As climate control technology continues to advance, those responsible for the design and operation of these systems must keep them as environmentally friendly as possible. Energy efficient cooling and heating systems not only conserve natural resources, they also minimize monthly utility costs for warehouses, distribution centers and other commercial buildings.
Passive heating is a process that uses sunlight to warm up a building. Rays of sunlight that beam down on a roof can be transferred into solar energy, which is then converted into warm air and circulated throughout a space for heat. Used properly, HVLS fans can be a critical component in a passive heating setup.
How Passive Heating Works
According to the National Institute of Building Sciences, solar heating strategies work best in small post exchange facilities (less than 10,000 square feet), warehouses, and maintenance facilities.
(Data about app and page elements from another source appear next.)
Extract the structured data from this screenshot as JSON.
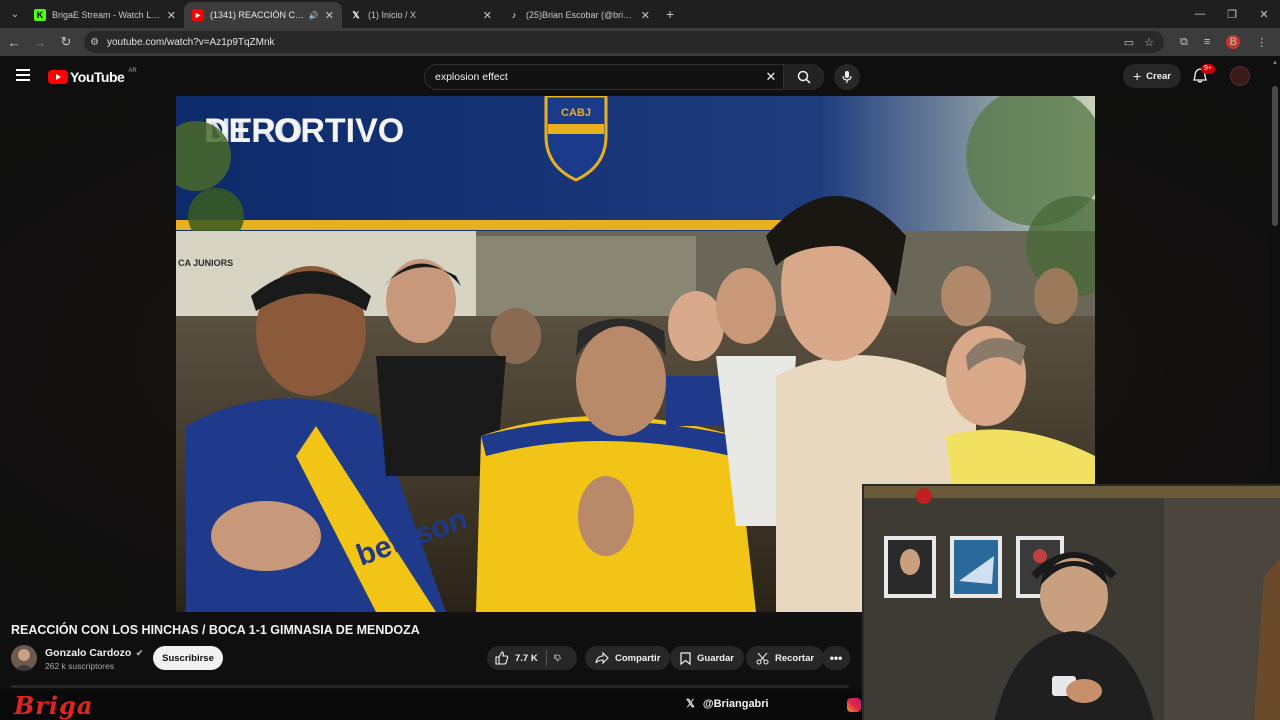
{
  "browser": {
    "tabs": [
      {
        "title": "BrigaE Stream - Watch Live on K",
        "favicon": "kick-icon",
        "active": false
      },
      {
        "title": "(1341) REACCIÓN CON LOS H",
        "favicon": "youtube-icon",
        "active": true
      },
      {
        "title": "(1) Inicio / X",
        "favicon": "x-icon",
        "active": false
      },
      {
        "title": "(25)Brian Escobar (@brigaesc) |",
        "favicon": "tiktok-icon",
        "active": false
      }
    ],
    "url": "youtube.com/watch?v=Az1p9TqZMnk",
    "profile_initial": "B"
  },
  "youtube": {
    "logo_text": "YouTube",
    "country_code": "AR",
    "search_query": "explosion effect",
    "create_label": "Crear",
    "notif_badge": "9+",
    "video": {
      "title": "REACCIÓN CON LOS HINCHAS / BOCA 1-1 GIMNASIA DE MENDOZA",
      "channel": "Gonzalo Cardozo",
      "subscribers": "262 k suscriptores",
      "subscribe_label": "Suscribirse",
      "likes": "7.7 K",
      "share_label": "Compartir",
      "save_label": "Guardar",
      "clip_label": "Recortar"
    },
    "scene_text": {
      "banner": "DEPORTIVO",
      "banner_top": "NTRO",
      "crest": "CABJ",
      "wall_text": "CA JUNIORS",
      "jersey": "betsson"
    }
  },
  "stream": {
    "brand": "Briga",
    "handle": "@Briangabri"
  },
  "colors": {
    "youtube_red": "#ff0000",
    "boca_blue": "#1f3a8a",
    "boca_yellow": "#f2c416",
    "briga_red": "#e02424"
  }
}
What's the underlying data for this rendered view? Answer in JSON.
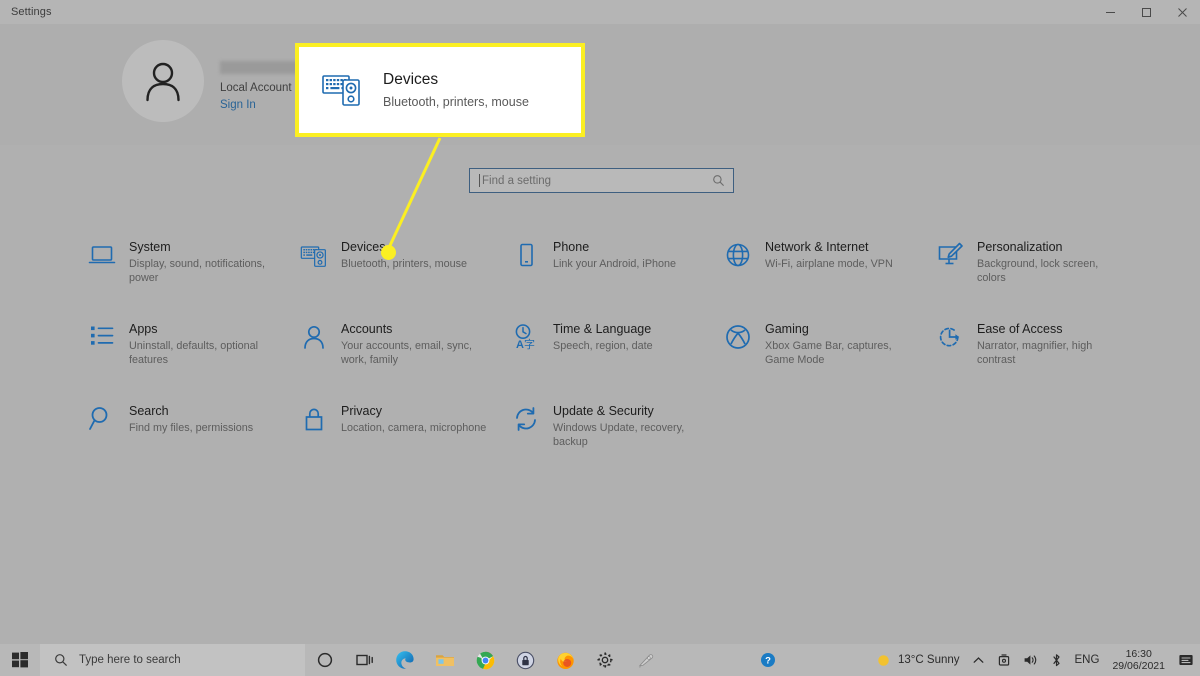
{
  "window": {
    "title": "Settings",
    "controls": {
      "minimize": "Minimize",
      "maximize": "Restore",
      "close": "Close"
    }
  },
  "account": {
    "name_redacted": true,
    "account_type": "Local Account",
    "sign_in_label": "Sign In"
  },
  "callout": {
    "title": "Devices",
    "subtitle": "Bluetooth, printers, mouse",
    "icon": "devices-icon",
    "border_color": "#FBEF22",
    "background": "#FFFFFF"
  },
  "search": {
    "placeholder": "Find a setting",
    "icon": "search-icon"
  },
  "settings_tiles": [
    {
      "icon": "laptop-icon",
      "title": "System",
      "subtitle": "Display, sound, notifications, power"
    },
    {
      "icon": "devices-icon",
      "title": "Devices",
      "subtitle": "Bluetooth, printers, mouse"
    },
    {
      "icon": "phone-icon",
      "title": "Phone",
      "subtitle": "Link your Android, iPhone"
    },
    {
      "icon": "globe-icon",
      "title": "Network & Internet",
      "subtitle": "Wi-Fi, airplane mode, VPN"
    },
    {
      "icon": "paintbrush-monitor-icon",
      "title": "Personalization",
      "subtitle": "Background, lock screen, colors"
    },
    {
      "icon": "list-icon",
      "title": "Apps",
      "subtitle": "Uninstall, defaults, optional features"
    },
    {
      "icon": "person-icon",
      "title": "Accounts",
      "subtitle": "Your accounts, email, sync, work, family"
    },
    {
      "icon": "clock-language-icon",
      "title": "Time & Language",
      "subtitle": "Speech, region, date"
    },
    {
      "icon": "xbox-icon",
      "title": "Gaming",
      "subtitle": "Xbox Game Bar, captures, Game Mode"
    },
    {
      "icon": "clock-arrow-icon",
      "title": "Ease of Access",
      "subtitle": "Narrator, magnifier, high contrast"
    },
    {
      "icon": "magnifier-icon",
      "title": "Search",
      "subtitle": "Find my files, permissions"
    },
    {
      "icon": "lock-icon",
      "title": "Privacy",
      "subtitle": "Location, camera, microphone"
    },
    {
      "icon": "refresh-icon",
      "title": "Update & Security",
      "subtitle": "Windows Update, recovery, backup"
    }
  ],
  "taskbar": {
    "start_icon": "windows-start-icon",
    "search_placeholder": "Type here to search",
    "search_icon": "search-icon",
    "pinned": [
      {
        "icon": "cortana-icon",
        "name": "Cortana"
      },
      {
        "icon": "task-view-icon",
        "name": "Task View"
      },
      {
        "icon": "edge-icon",
        "name": "Microsoft Edge"
      },
      {
        "icon": "file-explorer-icon",
        "name": "File Explorer"
      },
      {
        "icon": "chrome-icon",
        "name": "Google Chrome"
      },
      {
        "icon": "lock-app-icon",
        "name": "Password Manager"
      },
      {
        "icon": "firefox-icon",
        "name": "Mozilla Firefox"
      },
      {
        "icon": "gear-icon",
        "name": "Settings"
      },
      {
        "icon": "snipping-tool-icon",
        "name": "Snipping Tool"
      }
    ],
    "tray": {
      "help_icon": "help-circle-icon",
      "weather_icon": "sun-icon",
      "weather_text": "13°C  Sunny",
      "chevron_icon": "chevron-up-icon",
      "device_icon": "removable-media-icon",
      "volume_icon": "speaker-icon",
      "bluetooth_icon": "bluetooth-icon",
      "language": "ENG",
      "time": "16:30",
      "date": "29/06/2021",
      "notifications_icon": "notification-icon"
    }
  },
  "colors": {
    "accent_blue": "#2A6496",
    "icon_blue": "#1F6BB0",
    "highlight_yellow": "#FBEF22",
    "desktop_gray": "#B0B0B0"
  }
}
The basic process of passive heating is as follows:
1. During the day, the sun consistently beats down on a building.
2. Solar energy from the sun is collected through windows and in parts of a building called “thermal mass.” Thermal mass is defined as materials in the building that tend to collect heat, like concrete, brick, etc.
3. The collected solar energy is distributed back down into a space through convection.
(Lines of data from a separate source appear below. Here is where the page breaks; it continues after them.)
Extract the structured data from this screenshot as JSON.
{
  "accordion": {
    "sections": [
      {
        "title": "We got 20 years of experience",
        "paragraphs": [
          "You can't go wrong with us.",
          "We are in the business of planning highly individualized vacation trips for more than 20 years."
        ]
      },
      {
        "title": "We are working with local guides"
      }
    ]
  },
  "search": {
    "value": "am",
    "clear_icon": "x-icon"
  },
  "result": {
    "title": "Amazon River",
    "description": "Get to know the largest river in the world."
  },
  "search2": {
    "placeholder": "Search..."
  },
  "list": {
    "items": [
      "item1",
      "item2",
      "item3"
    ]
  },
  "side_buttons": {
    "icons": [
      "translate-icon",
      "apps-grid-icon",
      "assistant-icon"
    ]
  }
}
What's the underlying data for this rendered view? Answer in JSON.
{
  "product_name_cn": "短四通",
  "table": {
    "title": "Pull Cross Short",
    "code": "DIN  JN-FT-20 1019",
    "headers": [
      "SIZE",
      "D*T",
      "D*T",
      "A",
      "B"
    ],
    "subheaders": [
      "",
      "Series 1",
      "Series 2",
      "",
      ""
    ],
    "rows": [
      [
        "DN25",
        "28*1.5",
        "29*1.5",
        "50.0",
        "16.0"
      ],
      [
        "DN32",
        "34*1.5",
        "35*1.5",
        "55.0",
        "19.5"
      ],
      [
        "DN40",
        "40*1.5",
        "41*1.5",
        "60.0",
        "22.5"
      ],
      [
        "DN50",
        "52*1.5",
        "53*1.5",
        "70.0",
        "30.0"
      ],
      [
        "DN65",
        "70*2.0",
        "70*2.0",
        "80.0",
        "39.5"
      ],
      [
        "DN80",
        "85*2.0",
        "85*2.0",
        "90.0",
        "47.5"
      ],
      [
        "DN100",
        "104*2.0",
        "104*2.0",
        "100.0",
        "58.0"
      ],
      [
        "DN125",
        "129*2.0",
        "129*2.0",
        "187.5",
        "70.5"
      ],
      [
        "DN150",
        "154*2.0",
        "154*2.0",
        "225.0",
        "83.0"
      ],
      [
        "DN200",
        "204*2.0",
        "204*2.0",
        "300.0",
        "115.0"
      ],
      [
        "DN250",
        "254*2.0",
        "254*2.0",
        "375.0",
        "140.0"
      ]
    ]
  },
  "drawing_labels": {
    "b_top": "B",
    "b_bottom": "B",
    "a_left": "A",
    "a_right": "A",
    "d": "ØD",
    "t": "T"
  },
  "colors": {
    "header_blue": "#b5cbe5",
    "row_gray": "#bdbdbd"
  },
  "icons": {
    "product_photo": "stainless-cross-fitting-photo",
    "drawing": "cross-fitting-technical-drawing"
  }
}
According to the Whole Building Design Guide, even a modest amount of passive solar heating can reduce auxiliary heating requirements as much as 25%. Because of their ability to distribute a large amount of air, HVLS fans can be very effective in the third step of the passive heating process.
HVLS Fans Spread Solar Warmth in a Facility
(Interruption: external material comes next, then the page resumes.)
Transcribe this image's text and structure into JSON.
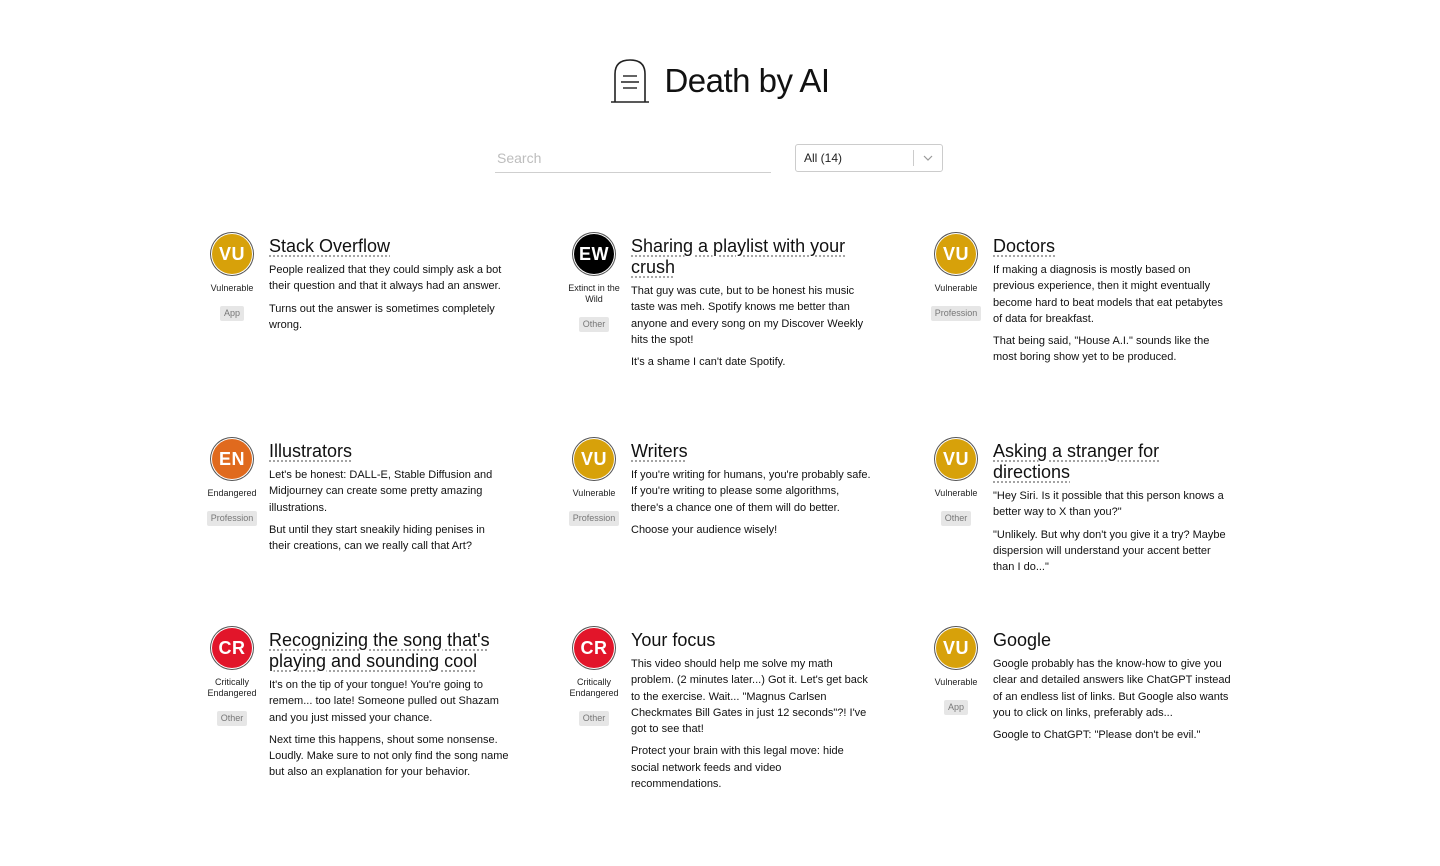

One of the challenges of passive heating is circulating warm air effectively. Since warm air is not as dense as cooler air, it tends to rise up and stay at the ceiling on top of cold air closer to ground level. This effect, known as heat stratification, explains why buildings with lots of heat from solar energy or conventional HVAC systems (or both) sometimes still feel cold.
HVLS fans can counteract stratification and distribute heat by running in reverse. Instead of pushing air downwards as the fan normally would, an HVLS fan running in reverse pulls cold air up, which displaces warm air and sends it down to the building’s ground level. This is especially important in facilities that use passive heating, since much of the solar energy that enters a building comes in through the ceiling. If there is no method of distributing the energy down to the rest of the space, passive heating won’t be as effective.
With the right building design and materials, you don’t need to crank your heat up to high levels to keep a building warm. Passive heating takes advantage of natural solar energy that enters your space. To maximize the success of your passive heating, consult with a solar specialist and choose a method of air distribution that can efficiently send warm air from your building’s ceiling down to the ground.